> WORK INSTRUCTION
Find every line in the records below that holds the word "path" and copy it.

> MATERIALS PROVIDED
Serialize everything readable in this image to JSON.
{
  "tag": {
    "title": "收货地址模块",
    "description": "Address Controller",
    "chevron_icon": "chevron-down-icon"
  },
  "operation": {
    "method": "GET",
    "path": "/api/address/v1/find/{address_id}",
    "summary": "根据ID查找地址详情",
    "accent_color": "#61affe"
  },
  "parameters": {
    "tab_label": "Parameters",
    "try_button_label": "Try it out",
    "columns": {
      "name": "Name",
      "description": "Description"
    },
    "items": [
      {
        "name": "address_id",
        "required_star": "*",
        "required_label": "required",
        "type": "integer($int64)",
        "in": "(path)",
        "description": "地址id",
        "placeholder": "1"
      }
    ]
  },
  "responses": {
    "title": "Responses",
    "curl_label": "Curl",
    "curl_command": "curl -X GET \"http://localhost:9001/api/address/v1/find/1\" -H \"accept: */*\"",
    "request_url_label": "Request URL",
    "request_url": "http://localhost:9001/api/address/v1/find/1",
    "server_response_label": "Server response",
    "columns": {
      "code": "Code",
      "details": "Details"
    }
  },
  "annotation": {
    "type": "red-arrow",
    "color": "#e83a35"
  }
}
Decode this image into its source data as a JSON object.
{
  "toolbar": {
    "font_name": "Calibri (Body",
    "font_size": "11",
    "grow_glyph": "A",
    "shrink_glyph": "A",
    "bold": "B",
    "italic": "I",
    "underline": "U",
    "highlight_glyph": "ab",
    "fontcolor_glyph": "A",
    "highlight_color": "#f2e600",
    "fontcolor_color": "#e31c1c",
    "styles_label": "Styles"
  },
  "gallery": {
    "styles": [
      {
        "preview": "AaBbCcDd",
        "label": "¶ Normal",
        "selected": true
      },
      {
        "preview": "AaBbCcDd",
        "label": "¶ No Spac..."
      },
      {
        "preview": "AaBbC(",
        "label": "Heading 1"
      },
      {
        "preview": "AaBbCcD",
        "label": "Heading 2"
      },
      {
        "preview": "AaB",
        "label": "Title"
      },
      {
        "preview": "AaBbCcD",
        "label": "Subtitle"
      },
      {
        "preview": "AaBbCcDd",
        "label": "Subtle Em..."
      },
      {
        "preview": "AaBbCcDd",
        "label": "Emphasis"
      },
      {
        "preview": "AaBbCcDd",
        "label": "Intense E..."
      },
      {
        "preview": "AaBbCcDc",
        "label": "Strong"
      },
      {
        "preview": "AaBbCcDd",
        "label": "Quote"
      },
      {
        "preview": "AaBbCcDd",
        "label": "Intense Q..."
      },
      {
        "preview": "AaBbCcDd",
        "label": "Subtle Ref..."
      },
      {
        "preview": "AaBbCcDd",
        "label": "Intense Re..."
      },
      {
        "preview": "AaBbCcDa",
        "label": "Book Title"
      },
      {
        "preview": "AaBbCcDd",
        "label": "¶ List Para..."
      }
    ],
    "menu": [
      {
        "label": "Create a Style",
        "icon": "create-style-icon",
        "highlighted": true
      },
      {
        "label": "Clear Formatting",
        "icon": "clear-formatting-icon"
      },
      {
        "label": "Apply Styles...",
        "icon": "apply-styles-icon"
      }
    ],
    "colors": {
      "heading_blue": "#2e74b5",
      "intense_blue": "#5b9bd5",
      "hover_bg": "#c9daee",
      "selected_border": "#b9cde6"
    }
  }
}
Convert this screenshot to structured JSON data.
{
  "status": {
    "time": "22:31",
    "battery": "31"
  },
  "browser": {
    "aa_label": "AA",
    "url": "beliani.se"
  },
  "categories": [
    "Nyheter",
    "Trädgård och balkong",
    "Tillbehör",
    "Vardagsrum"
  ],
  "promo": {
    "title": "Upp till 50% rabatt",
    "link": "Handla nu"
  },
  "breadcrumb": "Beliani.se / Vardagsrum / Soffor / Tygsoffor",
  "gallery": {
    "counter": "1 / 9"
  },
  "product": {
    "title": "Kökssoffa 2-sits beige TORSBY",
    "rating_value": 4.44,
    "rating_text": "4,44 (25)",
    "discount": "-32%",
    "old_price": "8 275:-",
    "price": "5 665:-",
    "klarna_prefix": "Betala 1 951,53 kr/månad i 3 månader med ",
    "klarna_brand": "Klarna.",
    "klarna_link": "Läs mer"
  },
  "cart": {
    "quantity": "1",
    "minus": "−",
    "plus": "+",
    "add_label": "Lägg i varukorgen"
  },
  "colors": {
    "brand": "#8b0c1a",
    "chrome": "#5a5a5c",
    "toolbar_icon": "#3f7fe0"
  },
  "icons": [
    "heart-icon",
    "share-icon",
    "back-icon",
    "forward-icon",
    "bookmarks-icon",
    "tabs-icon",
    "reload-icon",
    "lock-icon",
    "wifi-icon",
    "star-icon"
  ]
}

> SOLVED EXERCISE
    "path": "/api/address/v1/find/{address_id}",
        "in": "(path)",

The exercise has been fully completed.